Golden, whose job, after all, was to sell stuff to people that people really don't need, immediately appeared on another camera with a heartfelt mea culpa. He said he is ashamed, extremely remorseful, and hopes to offer a personal apology to Caban.

All good, for what it's worth.  Golden has previous convictions related to drunken misbehavior in his past, so maybe it's twice bitten, thrice shy, and maybe not.  

But then he said the worst thing he could have said, to my mind.
“I’ve seen the video a couple times, and it’s not me, in the video, you know?” Golden said. “It’s not me. And it was hard to watch, and I’m ashamed. What’s taken me so long to talk to anybody is because I’ve been scared. I lost my job, I don’t have a lot of resources behind me, you know? So I just didn’t know what to do. 
There it is. "It's not me."  

Bart Simpson keeps this saying on hand for times of trouble: "I didn't do it, nobody saw me do it, you can't prove anything."  But Bart Simpson is an amusing cartoon character on a comedy show. Ben Golden is the sort of man who gets shafazzed and suckerpunches a guy trying to drive him home.

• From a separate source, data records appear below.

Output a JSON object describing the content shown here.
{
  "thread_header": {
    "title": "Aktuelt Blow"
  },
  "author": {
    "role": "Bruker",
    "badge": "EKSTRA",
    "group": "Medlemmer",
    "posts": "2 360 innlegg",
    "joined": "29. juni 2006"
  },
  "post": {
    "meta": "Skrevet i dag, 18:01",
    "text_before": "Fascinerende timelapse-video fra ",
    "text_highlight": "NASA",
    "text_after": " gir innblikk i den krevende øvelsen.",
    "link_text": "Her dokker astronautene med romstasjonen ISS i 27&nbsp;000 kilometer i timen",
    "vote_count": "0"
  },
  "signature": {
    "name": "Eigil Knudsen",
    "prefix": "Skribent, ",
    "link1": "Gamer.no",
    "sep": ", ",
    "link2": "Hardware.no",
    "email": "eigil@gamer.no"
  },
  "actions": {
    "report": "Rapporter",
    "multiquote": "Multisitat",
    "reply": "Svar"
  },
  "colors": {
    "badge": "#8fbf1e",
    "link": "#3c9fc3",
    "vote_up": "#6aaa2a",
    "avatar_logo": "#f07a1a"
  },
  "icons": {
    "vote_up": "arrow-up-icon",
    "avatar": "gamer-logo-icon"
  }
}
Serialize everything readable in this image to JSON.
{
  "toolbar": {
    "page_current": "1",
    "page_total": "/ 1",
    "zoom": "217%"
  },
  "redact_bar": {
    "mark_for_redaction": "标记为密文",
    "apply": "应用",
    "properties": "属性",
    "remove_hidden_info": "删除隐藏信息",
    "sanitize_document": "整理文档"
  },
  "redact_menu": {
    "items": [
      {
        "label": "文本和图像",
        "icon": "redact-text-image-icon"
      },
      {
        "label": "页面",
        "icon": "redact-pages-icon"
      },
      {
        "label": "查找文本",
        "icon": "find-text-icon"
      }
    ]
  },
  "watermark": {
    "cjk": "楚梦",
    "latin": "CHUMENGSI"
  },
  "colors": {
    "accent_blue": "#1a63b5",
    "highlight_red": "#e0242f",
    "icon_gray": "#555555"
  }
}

And Gliniewicz sucker punched us all, too.  No one wanted to believe it was he who did that ultimate betrayal of his badge, as his supervisor put it, but it was, indeed.

We think we know.